[Opening PROVIDED DATA section]
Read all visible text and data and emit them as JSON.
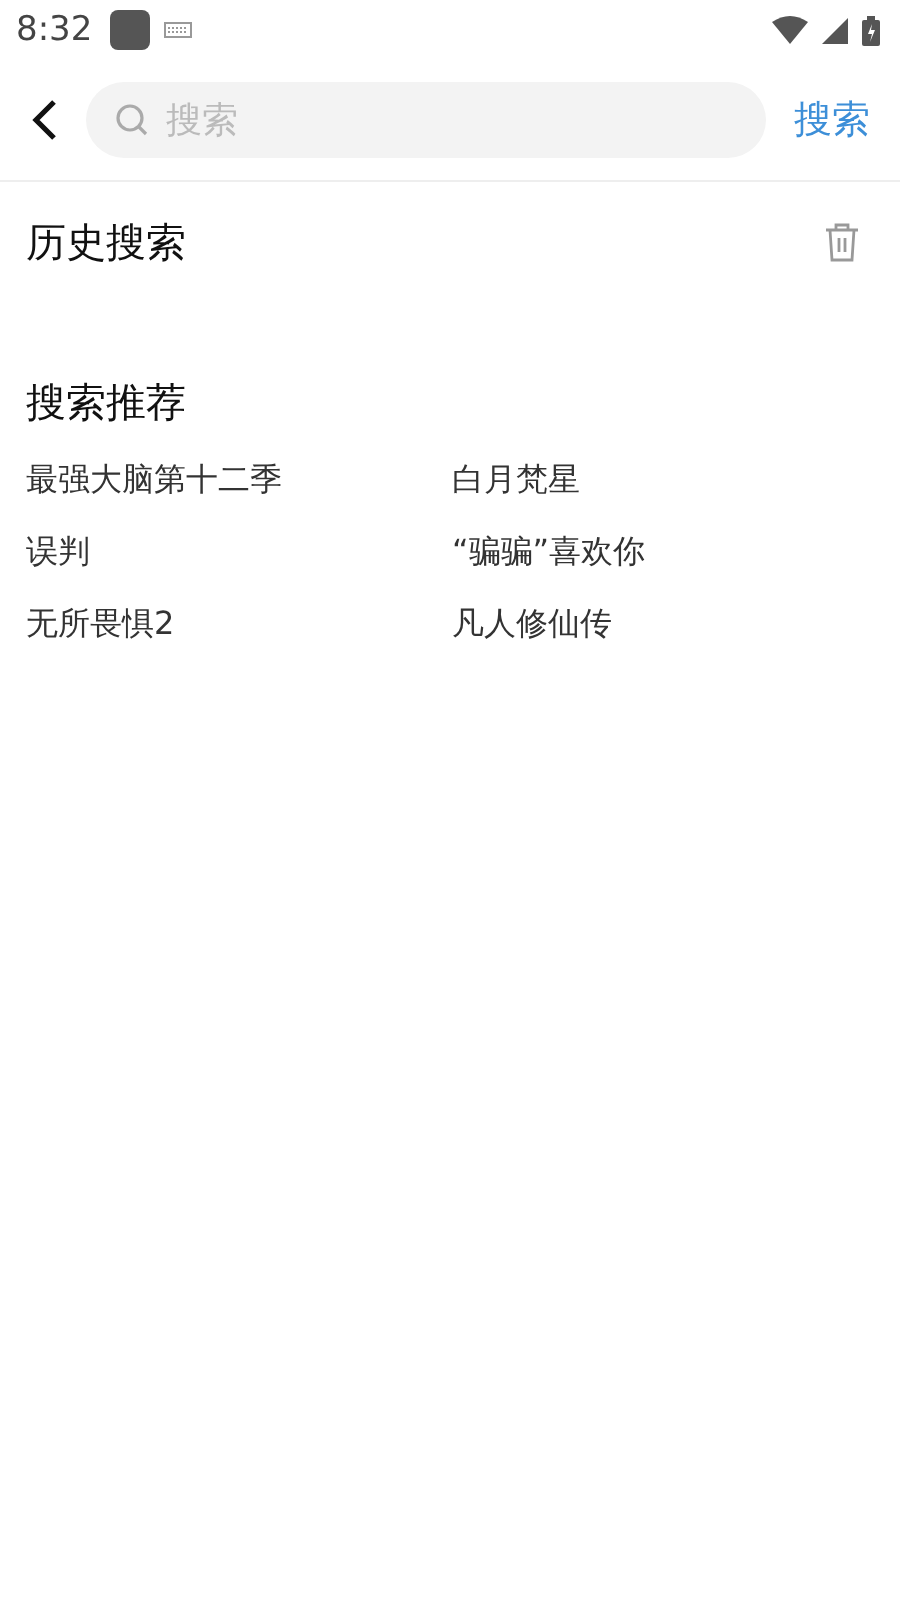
{
  "status_bar": {
    "time": "8:32"
  },
  "search": {
    "placeholder": "搜索",
    "button": "搜索"
  },
  "history": {
    "title": "历史搜索"
  },
  "recommend": {
    "title": "搜索推荐",
    "items": [
      {
        "label": "最强大脑第十二季"
      },
      {
        "label": "白月梵星"
      },
      {
        "label": "误判"
      },
      {
        "label": "“骗骗”喜欢你"
      },
      {
        "label": "无所畏惧2"
      },
      {
        "label": "凡人修仙传"
      }
    ]
  }
}
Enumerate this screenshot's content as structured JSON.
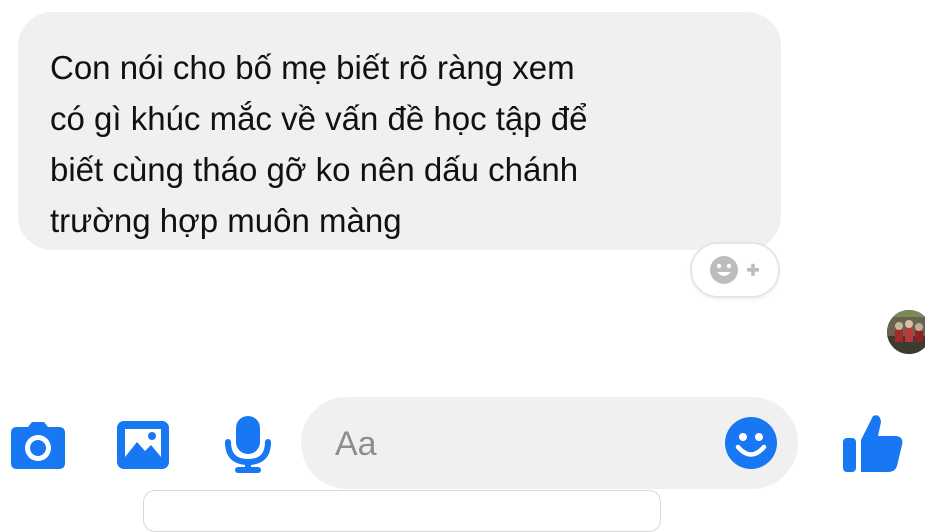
{
  "message": {
    "text": "Con nói cho bố mẹ biết rõ ràng xem\ncó gì khúc mắc về vấn đề học tập để\nbiết cùng tháo gỡ ko nên dấu chánh\ntrường hợp muôn màng"
  },
  "reaction_button": {
    "icon": "add-reaction-icon",
    "color": "#bdbdbd"
  },
  "composer": {
    "placeholder": "Aa"
  },
  "toolbar": {
    "camera_icon": "camera-icon",
    "gallery_icon": "image-icon",
    "mic_icon": "microphone-icon",
    "emoji_icon": "smiley-icon",
    "like_icon": "thumbs-up-icon"
  },
  "colors": {
    "accent": "#1877f2",
    "bubble": "#f0f0f0",
    "text": "#111111",
    "placeholder": "#8e8e8e"
  }
}
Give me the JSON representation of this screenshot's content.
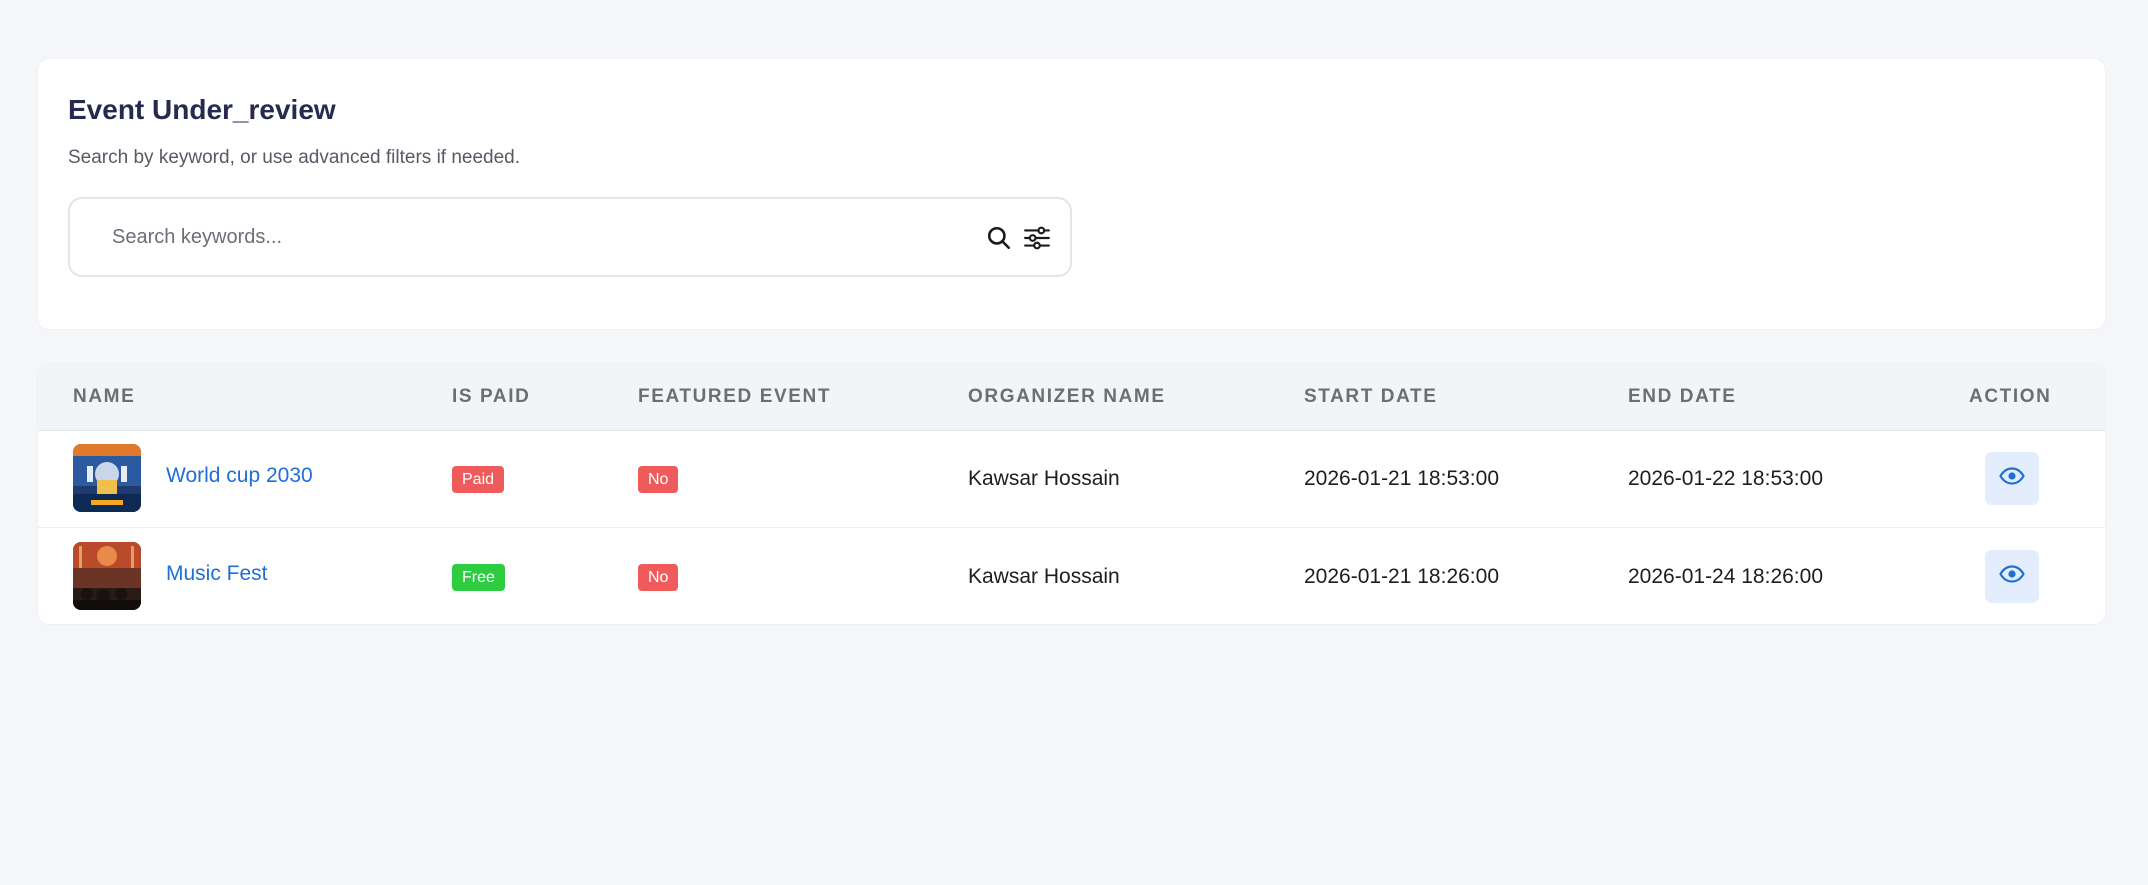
{
  "header": {
    "title": "Event Under_review",
    "subtitle": "Search by keyword, or use advanced filters if needed."
  },
  "search": {
    "placeholder": "Search keywords...",
    "value": "",
    "icons": [
      "search-icon",
      "filter-sliders-icon"
    ]
  },
  "table": {
    "columns": [
      "NAME",
      "IS PAID",
      "FEATURED EVENT",
      "ORGANIZER NAME",
      "START DATE",
      "END DATE",
      "ACTION"
    ],
    "rows": [
      {
        "name": "World cup 2030",
        "is_paid": "Paid",
        "featured": "No",
        "organizer": "Kawsar Hossain",
        "start_date": "2026-01-21 18:53:00",
        "end_date": "2026-01-22 18:53:00",
        "action_icon": "eye-icon"
      },
      {
        "name": "Music Fest",
        "is_paid": "Free",
        "featured": "No",
        "organizer": "Kawsar Hossain",
        "start_date": "2026-01-21 18:26:00",
        "end_date": "2026-01-24 18:26:00",
        "action_icon": "eye-icon"
      }
    ]
  },
  "colors": {
    "paid": "#ef5b5b",
    "free": "#2ecc40",
    "no": "#ef5b5b",
    "link": "#1f6fd6",
    "title": "#262a4f"
  }
}
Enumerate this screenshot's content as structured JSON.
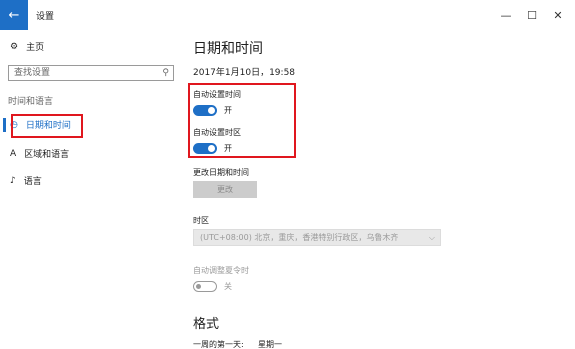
{
  "window": {
    "back_glyph": "←",
    "title": "设置",
    "minimize": "—",
    "maximize": "☐",
    "close": "✕"
  },
  "sidebar": {
    "home_icon": "⚙",
    "home_label": "主页",
    "search_placeholder": "查找设置",
    "search_icon": "⚲",
    "section": "时间和语言",
    "items": [
      {
        "icon": "◷",
        "label": "日期和时间",
        "active": true
      },
      {
        "icon": "A",
        "label": "区域和语言",
        "active": false
      },
      {
        "icon": "♪",
        "label": "语言",
        "active": false
      }
    ]
  },
  "main": {
    "title": "日期和时间",
    "datetime": "2017年1月10日，19:58",
    "auto_time_label": "自动设置时间",
    "auto_time_state": "开",
    "auto_tz_label": "自动设置时区",
    "auto_tz_state": "开",
    "change_label": "更改日期和时间",
    "change_button": "更改",
    "timezone_label": "时区",
    "timezone_value": "(UTC+08:00) 北京，重庆，香港特别行政区，乌鲁木齐",
    "dst_label": "自动调整夏令时",
    "dst_state": "关",
    "format_heading": "格式",
    "first_day_label": "一周的第一天:",
    "first_day_value": "星期一"
  },
  "colors": {
    "accent": "#1e6fc6",
    "highlight_box": "#e0171e"
  }
}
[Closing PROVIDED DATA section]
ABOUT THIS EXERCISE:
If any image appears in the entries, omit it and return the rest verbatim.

TASK OUTPUT:
Read all visible text and data and emit them as JSON.
{
  "status_bar": {
    "time": "8:32"
  },
  "search": {
    "placeholder": "搜索",
    "button": "搜索"
  },
  "history": {
    "title": "历史搜索"
  },
  "recommend": {
    "title": "搜索推荐",
    "items": [
      {
        "label": "最强大脑第十二季"
      },
      {
        "label": "白月梵星"
      },
      {
        "label": "误判"
      },
      {
        "label": "“骗骗”喜欢你"
      },
      {
        "label": "无所畏惧2"
      },
      {
        "label": "凡人修仙传"
      }
    ]
  }
}
Enumerate this screenshot's content as structured JSON.
{
  "message": {
    "text": "Con nói cho bố mẹ biết rõ ràng xem\ncó gì khúc mắc về vấn đề học tập để\nbiết cùng tháo gỡ ko nên dấu chánh\ntrường hợp muôn màng"
  },
  "reaction_button": {
    "icon": "add-reaction-icon",
    "color": "#bdbdbd"
  },
  "composer": {
    "placeholder": "Aa"
  },
  "toolbar": {
    "camera_icon": "camera-icon",
    "gallery_icon": "image-icon",
    "mic_icon": "microphone-icon",
    "emoji_icon": "smiley-icon",
    "like_icon": "thumbs-up-icon"
  },
  "colors": {
    "accent": "#1877f2",
    "bubble": "#f0f0f0",
    "text": "#111111",
    "placeholder": "#8e8e8e"
  }
}
Give me the JSON representation of this screenshot's content.
{
  "header": {
    "title": "Event Under_review",
    "subtitle": "Search by keyword, or use advanced filters if needed."
  },
  "search": {
    "placeholder": "Search keywords...",
    "value": "",
    "icons": [
      "search-icon",
      "filter-sliders-icon"
    ]
  },
  "table": {
    "columns": [
      "NAME",
      "IS PAID",
      "FEATURED EVENT",
      "ORGANIZER NAME",
      "START DATE",
      "END DATE",
      "ACTION"
    ],
    "rows": [
      {
        "name": "World cup 2030",
        "is_paid": "Paid",
        "featured": "No",
        "organizer": "Kawsar Hossain",
        "start_date": "2026-01-21 18:53:00",
        "end_date": "2026-01-22 18:53:00",
        "action_icon": "eye-icon"
      },
      {
        "name": "Music Fest",
        "is_paid": "Free",
        "featured": "No",
        "organizer": "Kawsar Hossain",
        "start_date": "2026-01-21 18:26:00",
        "end_date": "2026-01-24 18:26:00",
        "action_icon": "eye-icon"
      }
    ]
  },
  "colors": {
    "paid": "#ef5b5b",
    "free": "#2ecc40",
    "no": "#ef5b5b",
    "link": "#1f6fd6",
    "title": "#262a4f"
  }
}
Enumerate this screenshot's content as structured JSON.
{
  "window": {
    "back_glyph": "←",
    "title": "设置",
    "minimize": "—",
    "maximize": "☐",
    "close": "✕"
  },
  "sidebar": {
    "home_icon": "⚙",
    "home_label": "主页",
    "search_placeholder": "查找设置",
    "search_icon": "⚲",
    "section": "时间和语言",
    "items": [
      {
        "icon": "◷",
        "label": "日期和时间",
        "active": true
      },
      {
        "icon": "A",
        "label": "区域和语言",
        "active": false
      },
      {
        "icon": "♪",
        "label": "语言",
        "active": false
      }
    ]
  },
  "main": {
    "title": "日期和时间",
    "datetime": "2017年1月10日，19:58",
    "auto_time_label": "自动设置时间",
    "auto_time_state": "开",
    "auto_tz_label": "自动设置时区",
    "auto_tz_state": "开",
    "change_label": "更改日期和时间",
    "change_button": "更改",
    "timezone_label": "时区",
    "timezone_value": "(UTC+08:00) 北京，重庆，香港特别行政区，乌鲁木齐",
    "dst_label": "自动调整夏令时",
    "dst_state": "关",
    "format_heading": "格式",
    "first_day_label": "一周的第一天:",
    "first_day_value": "星期一"
  },
  "colors": {
    "accent": "#1e6fc6",
    "highlight_box": "#e0171e"
  }
}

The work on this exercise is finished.